Wines from those bodegas were fortified, and they continue to occupy the oak casks in wine cellars today, although there are also new creations, such as orange wine (which is made after aging aromatized white wine with macerated orange peels, which is later aged using the solera system).
Huelva's greatest writer, Juan Ramón Jiménez, spoke about wine from Moguer: “Moguer is like a glass rod, thick and transparent, which waits all year long, under a blue sky, for its golden wine. Once September arrives, if the devil doesn't spoil the festivities, the cup is filled to the top with wine, and it spills over, almost always, like a generous heart. The entire village smells of wine (...) and sounds of glass".
The top restaurants in the province
Perhaps the best spot in Huelva, the Spanish Gastronomy Capital, is Acánthum (San Salvador, 17; www.acanthum.com), where the great local chef Xanty Elías holds court. He is a renewed enthusiast for Huelva's cuisine, and his favorite recipes involve coastal tuna.
Another option in Huelva is Azabache (Vázquez López, 22; www.restauranteazabache.com) headed up by Juan Francisco Martín, who focuses on using top-flight ingredients and has a very popular and well-provisioned bar. Prawn carpaccio and grilled vegetables are among his most requested dishes.
A classic locale in Hueva which uses excellent ingredients is Portichuelo (Vázquez López, 15; www.restauranteportichuelo.com), serving delicious Ibérico pork and sea bass à la marinière as its specialties. One last recommendation in the capital is El Condado (Sor Ángela de la Cruz, 3; Tel.: 959 26 11 23), a bustling restaurant where customers dine on quality ham and a range of tapas.
Aracena, capital of the mountains
Aracena is the capital of the Sierra de Aracena and Picos de Aroche Natural Park. In an area with lots of temptation, the main gastronomic attraction is Casas (Pozo de las Nieve, 39. www.restaurantecasas.es), whose menu pays homage to the Ibérico pig. Another great option is mushrooms from the mountains. Four kilometers from Aracena, in Linares de la Sierra, Arrieros (Avda. Arrieros, 2; www.arrieros.net) is a sure bet.
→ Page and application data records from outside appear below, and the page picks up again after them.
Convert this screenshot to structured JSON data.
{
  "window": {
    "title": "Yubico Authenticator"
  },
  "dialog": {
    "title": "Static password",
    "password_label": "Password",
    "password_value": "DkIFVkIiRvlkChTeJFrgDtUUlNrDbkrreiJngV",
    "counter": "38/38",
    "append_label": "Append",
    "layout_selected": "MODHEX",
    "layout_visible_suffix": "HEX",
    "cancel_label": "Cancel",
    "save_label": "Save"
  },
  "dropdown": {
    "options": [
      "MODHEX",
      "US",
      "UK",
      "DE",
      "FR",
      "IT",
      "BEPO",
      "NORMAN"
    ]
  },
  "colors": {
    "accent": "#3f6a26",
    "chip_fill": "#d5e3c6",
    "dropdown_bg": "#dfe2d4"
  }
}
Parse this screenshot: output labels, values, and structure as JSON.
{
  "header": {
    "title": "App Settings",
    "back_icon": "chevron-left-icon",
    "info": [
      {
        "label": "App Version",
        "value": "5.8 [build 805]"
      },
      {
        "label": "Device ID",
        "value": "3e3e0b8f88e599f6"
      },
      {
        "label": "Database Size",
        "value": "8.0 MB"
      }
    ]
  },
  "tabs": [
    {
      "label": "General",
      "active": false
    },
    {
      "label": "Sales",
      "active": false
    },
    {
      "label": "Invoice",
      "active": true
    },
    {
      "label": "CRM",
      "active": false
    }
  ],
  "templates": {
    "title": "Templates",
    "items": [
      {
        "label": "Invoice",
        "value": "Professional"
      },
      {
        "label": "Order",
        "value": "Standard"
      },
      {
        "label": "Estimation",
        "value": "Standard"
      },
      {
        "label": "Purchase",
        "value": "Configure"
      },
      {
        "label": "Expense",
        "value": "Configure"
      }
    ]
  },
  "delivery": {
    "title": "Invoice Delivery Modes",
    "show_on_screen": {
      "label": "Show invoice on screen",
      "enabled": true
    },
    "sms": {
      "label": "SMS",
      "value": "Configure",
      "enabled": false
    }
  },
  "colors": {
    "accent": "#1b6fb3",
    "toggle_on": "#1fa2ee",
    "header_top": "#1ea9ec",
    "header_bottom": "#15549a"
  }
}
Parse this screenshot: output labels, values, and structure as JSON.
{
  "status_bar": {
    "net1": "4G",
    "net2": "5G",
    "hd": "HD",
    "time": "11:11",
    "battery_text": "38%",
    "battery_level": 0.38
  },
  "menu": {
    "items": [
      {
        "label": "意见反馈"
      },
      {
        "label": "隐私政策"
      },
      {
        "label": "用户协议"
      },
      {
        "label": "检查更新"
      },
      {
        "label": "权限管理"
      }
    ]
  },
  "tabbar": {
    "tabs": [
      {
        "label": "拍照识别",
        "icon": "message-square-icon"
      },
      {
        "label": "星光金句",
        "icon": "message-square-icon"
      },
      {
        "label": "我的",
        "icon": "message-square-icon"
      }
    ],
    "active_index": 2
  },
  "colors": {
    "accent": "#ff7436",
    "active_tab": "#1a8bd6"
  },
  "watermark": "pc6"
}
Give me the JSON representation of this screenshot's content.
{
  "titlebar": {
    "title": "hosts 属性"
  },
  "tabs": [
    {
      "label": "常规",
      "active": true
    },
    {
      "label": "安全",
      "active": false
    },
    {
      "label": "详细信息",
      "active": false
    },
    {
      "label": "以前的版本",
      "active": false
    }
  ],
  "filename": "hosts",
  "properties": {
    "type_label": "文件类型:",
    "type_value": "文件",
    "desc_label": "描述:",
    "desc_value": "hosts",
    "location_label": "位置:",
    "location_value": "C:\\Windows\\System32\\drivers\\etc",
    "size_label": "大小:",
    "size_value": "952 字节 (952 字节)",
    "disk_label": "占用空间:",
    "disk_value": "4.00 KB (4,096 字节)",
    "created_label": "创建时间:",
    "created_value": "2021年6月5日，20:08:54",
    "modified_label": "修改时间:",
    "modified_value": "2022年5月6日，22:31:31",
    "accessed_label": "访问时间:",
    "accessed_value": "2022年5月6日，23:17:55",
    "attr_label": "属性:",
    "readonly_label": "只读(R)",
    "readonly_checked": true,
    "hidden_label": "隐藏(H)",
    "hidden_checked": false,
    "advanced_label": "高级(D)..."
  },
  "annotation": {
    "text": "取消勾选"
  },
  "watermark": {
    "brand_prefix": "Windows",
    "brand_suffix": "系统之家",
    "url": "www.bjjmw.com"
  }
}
The kitchen is helmed by Luismi López, who prepares "mountain cuisine" with his own personal touch, mainly featuring Ibérico products and ingredients from the garden.
A good alternative in Jabugo, which is known around the world for its Ibérico pork products, is Bodega 5 Jotas (Ctra. Huelva-Badajoz s/n. Tel.: 603 59 90 61). As a company as important as this one knows, it's best to let our culinary gem speak for itself, especially here where it's in its element.
In Bollullos Par del Condado, El Bodegón del Abuelo Curro (Avda. 28 de febrero, 97; Tel.: 959 41 21 29) serves not only charcuterie, but also excellent fish.
If we head to the coast, in the bustling town of Matalascañas, a great option is Bodegón Atalaya (Sector A, 23; www.bodegonatalaya.com), which serves modern cuisine, including a nice selection of fried foods and appetizers, and top-notch fish and meat.
Our journey ends in Isla Cristina, with a classic restaurant, Casa Rufino (Avda. Eucalipto, 1; www.restauranterufino.com), which offers a well-known menu of eight different fishes and eight sauces, as well as delicious dishes such as smoked tuna. With such an enormous selection of products, Huelva isn't just a province, it's a culinary continent.